THE PROBLEM:
Figure out the number of lines in the entries that hold the string "programs", then give that number and nothing else.

INPUT:
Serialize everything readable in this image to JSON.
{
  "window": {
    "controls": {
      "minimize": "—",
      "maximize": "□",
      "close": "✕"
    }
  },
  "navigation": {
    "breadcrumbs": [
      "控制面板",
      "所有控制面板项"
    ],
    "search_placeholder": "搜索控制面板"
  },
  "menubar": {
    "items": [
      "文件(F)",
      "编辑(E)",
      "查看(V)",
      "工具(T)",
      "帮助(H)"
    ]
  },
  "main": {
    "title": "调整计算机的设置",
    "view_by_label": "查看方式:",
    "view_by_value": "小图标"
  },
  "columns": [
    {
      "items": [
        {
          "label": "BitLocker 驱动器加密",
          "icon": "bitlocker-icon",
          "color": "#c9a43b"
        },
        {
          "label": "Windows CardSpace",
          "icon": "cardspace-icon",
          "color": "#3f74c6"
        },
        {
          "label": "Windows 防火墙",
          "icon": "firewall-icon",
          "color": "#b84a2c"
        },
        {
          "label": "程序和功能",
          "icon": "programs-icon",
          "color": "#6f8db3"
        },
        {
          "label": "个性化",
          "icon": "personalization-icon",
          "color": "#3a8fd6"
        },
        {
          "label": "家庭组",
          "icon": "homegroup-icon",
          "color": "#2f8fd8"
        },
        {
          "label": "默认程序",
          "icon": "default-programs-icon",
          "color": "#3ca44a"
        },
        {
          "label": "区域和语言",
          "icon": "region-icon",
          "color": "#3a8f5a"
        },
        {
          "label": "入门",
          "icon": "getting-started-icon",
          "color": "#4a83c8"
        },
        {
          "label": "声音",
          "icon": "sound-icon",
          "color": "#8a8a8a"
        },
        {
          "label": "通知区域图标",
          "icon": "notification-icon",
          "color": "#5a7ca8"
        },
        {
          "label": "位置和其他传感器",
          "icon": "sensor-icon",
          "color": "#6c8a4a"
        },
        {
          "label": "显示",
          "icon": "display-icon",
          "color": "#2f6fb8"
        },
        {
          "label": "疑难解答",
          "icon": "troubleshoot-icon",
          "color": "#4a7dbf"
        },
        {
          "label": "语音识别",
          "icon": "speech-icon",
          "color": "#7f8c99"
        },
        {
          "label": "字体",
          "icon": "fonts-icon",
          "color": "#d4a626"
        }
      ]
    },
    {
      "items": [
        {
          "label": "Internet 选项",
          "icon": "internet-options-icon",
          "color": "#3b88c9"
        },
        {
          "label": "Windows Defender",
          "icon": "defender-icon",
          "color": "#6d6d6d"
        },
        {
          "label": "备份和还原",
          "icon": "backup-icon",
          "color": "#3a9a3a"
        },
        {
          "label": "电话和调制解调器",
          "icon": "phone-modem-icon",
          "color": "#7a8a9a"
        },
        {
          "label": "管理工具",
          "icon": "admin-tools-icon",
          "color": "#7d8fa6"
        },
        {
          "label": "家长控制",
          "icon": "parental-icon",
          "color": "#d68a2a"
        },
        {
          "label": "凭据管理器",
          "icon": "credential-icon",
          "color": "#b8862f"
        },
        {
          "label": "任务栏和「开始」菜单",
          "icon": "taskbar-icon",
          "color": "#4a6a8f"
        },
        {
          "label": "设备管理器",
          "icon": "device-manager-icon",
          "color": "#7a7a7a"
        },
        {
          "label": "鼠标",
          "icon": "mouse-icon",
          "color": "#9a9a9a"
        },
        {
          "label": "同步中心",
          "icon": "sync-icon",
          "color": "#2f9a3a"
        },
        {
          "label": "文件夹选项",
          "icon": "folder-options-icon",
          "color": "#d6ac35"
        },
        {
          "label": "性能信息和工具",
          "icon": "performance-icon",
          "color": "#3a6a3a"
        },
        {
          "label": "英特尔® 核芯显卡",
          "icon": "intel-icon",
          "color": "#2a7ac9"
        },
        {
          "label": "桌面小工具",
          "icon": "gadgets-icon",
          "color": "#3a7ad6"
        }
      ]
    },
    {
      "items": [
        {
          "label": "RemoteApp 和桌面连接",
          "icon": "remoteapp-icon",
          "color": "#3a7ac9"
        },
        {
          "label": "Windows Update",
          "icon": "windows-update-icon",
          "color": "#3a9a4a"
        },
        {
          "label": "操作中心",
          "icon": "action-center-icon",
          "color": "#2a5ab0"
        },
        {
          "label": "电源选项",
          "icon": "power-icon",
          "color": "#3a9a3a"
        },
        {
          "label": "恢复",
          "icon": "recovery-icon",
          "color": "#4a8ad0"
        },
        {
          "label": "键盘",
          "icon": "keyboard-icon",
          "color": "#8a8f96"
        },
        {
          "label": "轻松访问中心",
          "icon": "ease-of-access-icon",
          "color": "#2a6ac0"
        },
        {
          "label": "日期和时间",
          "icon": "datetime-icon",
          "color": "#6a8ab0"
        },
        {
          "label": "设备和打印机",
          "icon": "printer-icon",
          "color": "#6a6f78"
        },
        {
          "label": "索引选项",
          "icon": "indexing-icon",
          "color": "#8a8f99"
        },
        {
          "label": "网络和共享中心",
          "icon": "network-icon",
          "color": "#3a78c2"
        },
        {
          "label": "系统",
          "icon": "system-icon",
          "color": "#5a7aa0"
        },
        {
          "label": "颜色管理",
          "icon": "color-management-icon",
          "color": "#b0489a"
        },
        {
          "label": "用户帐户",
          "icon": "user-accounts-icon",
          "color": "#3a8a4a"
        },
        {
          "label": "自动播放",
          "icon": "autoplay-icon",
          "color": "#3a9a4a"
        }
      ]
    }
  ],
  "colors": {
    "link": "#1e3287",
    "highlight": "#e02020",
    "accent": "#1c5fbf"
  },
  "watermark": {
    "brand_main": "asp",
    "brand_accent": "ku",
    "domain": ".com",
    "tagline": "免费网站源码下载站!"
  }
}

EXERCISE RESPONSE:
2